Harvard Will Keep Controversial Health Plans, Faust Says, But Will Subsidize Some Affected Employees
University President Drew G. Faust wrote Thursday night that Harvard will keep the controversial changes in place for 2015 but will also establish a fund to mitigate cost increases for some employees and explore alternative plan designs for the future.
The donation, from former Microsoft CEO and longtime donor Steven A. Ballmer '77, will fund 12 professorships in the field.
Harvard’s small surplus is a move into the black after recent years of deficits large and small. The progress was largely fueled by the first public year of fundraising for the Harvard Campaign.
Menino worked alongside four Harvard presidents and countless University employees assigned to massage Harvard’s relationship with the city.
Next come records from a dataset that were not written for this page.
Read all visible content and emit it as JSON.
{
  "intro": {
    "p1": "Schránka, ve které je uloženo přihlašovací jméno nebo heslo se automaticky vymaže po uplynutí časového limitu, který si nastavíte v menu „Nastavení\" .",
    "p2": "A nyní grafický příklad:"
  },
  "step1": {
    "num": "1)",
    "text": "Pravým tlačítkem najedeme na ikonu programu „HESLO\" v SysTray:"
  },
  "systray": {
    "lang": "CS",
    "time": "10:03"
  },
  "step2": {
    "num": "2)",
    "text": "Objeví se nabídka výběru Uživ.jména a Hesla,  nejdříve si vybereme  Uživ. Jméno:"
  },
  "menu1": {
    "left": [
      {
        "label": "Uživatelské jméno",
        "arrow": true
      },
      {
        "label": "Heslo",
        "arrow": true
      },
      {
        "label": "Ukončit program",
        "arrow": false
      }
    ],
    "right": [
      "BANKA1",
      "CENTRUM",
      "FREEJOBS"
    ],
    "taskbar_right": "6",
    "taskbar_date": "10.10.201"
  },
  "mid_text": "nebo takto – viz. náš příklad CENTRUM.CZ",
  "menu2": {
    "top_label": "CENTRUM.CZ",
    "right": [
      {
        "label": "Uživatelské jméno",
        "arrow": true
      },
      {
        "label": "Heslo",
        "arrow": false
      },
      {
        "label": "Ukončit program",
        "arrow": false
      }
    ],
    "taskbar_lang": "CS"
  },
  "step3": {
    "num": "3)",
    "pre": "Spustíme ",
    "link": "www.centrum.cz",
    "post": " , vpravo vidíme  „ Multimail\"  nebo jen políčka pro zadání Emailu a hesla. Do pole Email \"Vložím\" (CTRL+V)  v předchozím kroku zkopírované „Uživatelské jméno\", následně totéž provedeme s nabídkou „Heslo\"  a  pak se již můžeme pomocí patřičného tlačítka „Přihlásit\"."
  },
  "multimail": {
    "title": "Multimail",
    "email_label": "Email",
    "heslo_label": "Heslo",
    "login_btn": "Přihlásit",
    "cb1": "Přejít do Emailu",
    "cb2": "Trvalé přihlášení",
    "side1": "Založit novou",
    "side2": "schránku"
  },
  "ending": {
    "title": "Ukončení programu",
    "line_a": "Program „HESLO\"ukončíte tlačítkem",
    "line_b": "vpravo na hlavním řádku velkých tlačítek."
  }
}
On Thursday, many of those Harvard officials remembered Menino as a unique politician.
Though she began by laying out the tangible indicators—wealth, employment, and civic engagement—that are often used to encourage college attendance, Faust spent the bulk of her talk arguing that college is critical for reasons that can’t necessarily be measured.
With Election Day just ten days away, polls show Republican Charles D. Baker ’79 with a narrow lead over the veteran Massachusetts Democrat and Attorney General Martha M. Coakley in a heated race for governor.
Faust’s Dallas speech marks the conclusion of a major international trip that saw her spend most of this week in Mexico, where she met with Harvard affiliates and alumni.
Harvard’s presidency and dreams of reclaiming the national stage behind him, Larry Summers has settled back into teaching, a role that has shaped his Harvard career more than any other.
Dean of the School of Public Health Julio Frenk and University Professor Lawrence H. Summers appeared together on Tuesday afternoon to discuss a path forward for advances in public health, particularly in developing countries.
Dario Guerrero-Meneses ’15 is set to return to Harvard after the federal government granted him a humanitarian visa on Tuesday afternoon to travel back to the United States from Mexico.
Twenty-eight Law School professors called for Harvard to withdraw its newly installed sexual harassment policy in a pointed open letter published on Tuesday night.
The jump in costs that Hausammann described did take place, but over the course of only two years and more than a decade ago.
During an eventful Thursday morning Harvard Police officers responded shortly before 2 a.m. to four different reports of either attempted entry or unlawful entry.
Heenan will become a senior communications advisor to the philanthropic foundation, but will continue to work with Harvard part time through the end of the 2014-2015 academic year.
Faust and Hennessy wrote that their schools’ contributions to combating climate change will come through education and research.